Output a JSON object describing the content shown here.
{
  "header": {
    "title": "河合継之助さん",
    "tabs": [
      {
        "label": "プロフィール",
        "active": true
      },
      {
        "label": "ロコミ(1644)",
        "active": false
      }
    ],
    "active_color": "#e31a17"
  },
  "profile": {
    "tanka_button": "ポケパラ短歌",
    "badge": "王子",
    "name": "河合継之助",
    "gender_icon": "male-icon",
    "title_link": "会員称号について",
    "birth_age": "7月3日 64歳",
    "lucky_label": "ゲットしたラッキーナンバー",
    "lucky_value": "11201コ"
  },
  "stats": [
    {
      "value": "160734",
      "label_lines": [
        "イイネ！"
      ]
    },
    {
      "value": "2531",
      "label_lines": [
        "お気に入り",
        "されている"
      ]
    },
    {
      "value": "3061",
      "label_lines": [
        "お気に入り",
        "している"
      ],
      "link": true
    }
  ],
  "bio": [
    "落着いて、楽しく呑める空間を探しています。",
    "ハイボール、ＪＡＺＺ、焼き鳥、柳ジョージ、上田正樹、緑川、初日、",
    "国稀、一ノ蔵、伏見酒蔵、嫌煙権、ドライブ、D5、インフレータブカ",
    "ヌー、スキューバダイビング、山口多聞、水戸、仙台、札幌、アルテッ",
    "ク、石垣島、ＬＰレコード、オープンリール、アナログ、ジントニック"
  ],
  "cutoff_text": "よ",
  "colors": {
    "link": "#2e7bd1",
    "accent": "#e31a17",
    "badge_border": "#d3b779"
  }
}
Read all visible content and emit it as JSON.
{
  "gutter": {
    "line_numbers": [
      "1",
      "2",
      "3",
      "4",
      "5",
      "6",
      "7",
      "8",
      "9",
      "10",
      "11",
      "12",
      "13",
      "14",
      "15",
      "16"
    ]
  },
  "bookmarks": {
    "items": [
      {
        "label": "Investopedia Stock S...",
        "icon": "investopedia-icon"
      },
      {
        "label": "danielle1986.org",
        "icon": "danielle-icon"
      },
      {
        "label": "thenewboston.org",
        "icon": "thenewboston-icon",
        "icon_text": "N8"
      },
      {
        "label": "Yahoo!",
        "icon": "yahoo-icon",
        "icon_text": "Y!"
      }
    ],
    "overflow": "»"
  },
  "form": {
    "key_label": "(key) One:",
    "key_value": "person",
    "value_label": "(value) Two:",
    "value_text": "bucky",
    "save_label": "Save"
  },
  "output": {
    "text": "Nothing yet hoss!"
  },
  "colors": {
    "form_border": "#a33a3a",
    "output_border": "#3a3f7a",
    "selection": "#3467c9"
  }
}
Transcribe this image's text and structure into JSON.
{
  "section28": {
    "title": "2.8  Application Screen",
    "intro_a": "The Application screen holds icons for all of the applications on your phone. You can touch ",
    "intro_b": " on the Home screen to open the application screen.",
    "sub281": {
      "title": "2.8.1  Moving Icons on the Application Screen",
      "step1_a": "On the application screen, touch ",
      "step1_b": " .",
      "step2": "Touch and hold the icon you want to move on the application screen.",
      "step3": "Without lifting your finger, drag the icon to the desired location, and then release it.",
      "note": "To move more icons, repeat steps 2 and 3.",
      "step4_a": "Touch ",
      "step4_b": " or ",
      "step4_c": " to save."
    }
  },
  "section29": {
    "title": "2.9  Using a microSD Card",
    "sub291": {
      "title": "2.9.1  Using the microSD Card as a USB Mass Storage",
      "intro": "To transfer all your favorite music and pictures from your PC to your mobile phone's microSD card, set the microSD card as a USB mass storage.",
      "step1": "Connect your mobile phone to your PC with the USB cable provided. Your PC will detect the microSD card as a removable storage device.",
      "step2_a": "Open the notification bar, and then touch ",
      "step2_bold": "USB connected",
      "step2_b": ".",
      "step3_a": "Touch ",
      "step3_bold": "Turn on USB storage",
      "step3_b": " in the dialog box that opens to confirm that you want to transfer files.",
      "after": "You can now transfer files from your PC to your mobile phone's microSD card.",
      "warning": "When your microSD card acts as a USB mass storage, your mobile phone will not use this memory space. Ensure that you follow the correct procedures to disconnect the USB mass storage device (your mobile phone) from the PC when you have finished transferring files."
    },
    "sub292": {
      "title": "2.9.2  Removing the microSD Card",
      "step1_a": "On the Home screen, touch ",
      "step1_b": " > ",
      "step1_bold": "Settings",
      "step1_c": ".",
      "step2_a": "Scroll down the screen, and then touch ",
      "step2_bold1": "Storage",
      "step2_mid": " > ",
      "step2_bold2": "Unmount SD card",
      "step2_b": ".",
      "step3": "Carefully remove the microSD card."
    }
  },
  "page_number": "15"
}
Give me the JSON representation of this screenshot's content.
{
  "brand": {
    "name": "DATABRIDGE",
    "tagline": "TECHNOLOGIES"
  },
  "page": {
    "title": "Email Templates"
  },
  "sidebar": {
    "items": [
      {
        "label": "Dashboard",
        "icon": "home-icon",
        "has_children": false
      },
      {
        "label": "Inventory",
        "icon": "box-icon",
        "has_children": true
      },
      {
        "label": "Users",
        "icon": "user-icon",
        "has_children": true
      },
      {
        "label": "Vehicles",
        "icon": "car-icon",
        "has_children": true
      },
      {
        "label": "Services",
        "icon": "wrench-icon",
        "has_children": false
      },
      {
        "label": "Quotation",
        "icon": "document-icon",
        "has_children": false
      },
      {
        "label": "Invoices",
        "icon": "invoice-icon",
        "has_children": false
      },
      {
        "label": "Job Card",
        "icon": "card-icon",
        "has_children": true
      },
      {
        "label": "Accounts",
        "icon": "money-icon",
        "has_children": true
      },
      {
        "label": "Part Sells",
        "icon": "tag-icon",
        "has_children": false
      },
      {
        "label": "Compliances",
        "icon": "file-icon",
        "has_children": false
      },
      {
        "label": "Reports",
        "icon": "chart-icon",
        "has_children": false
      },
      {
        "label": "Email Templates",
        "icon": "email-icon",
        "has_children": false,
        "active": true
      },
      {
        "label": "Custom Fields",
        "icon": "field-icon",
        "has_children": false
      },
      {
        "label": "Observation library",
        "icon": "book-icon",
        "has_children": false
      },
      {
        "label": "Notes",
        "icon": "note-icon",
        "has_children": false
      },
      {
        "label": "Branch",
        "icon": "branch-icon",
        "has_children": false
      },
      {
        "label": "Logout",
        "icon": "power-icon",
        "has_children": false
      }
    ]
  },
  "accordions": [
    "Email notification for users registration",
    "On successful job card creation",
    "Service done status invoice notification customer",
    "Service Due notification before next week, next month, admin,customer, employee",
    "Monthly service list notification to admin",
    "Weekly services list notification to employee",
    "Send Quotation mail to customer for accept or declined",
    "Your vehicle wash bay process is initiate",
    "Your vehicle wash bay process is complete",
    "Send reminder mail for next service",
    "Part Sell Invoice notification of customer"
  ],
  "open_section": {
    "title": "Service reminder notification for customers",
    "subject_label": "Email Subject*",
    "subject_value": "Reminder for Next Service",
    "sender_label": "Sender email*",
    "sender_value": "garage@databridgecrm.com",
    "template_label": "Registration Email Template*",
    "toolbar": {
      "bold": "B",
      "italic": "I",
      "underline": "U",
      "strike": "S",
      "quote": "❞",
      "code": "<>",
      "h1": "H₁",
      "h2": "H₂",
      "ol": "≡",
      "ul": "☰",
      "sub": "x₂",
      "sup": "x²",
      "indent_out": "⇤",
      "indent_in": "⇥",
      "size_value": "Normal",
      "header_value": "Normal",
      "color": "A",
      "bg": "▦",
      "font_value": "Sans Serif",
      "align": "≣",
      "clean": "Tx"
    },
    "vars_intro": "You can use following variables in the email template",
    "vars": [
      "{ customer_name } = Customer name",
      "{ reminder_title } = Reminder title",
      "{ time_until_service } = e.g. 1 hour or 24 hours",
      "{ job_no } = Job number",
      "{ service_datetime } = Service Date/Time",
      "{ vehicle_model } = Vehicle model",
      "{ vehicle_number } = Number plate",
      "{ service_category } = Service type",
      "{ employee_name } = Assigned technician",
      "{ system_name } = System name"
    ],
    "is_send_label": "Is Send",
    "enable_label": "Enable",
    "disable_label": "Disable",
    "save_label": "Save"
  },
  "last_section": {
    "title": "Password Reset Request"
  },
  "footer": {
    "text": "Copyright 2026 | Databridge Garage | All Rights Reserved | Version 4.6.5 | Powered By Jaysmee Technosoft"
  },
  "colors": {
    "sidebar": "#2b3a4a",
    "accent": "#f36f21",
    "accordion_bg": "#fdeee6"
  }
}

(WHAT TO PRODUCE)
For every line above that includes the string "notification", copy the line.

(PROBLEM SOLUTION)
      "step2_a": "Open the notification bar, and then touch ",
    "Email notification for users registration",
    "Service done status invoice notification customer",
    "Service Due notification before next week, next month, admin,customer, employee",
    "Monthly service list notification to admin",
    "Weekly services list notification to employee",
    "Part Sell Invoice notification of customer"
    "title": "Service reminder notification for customers",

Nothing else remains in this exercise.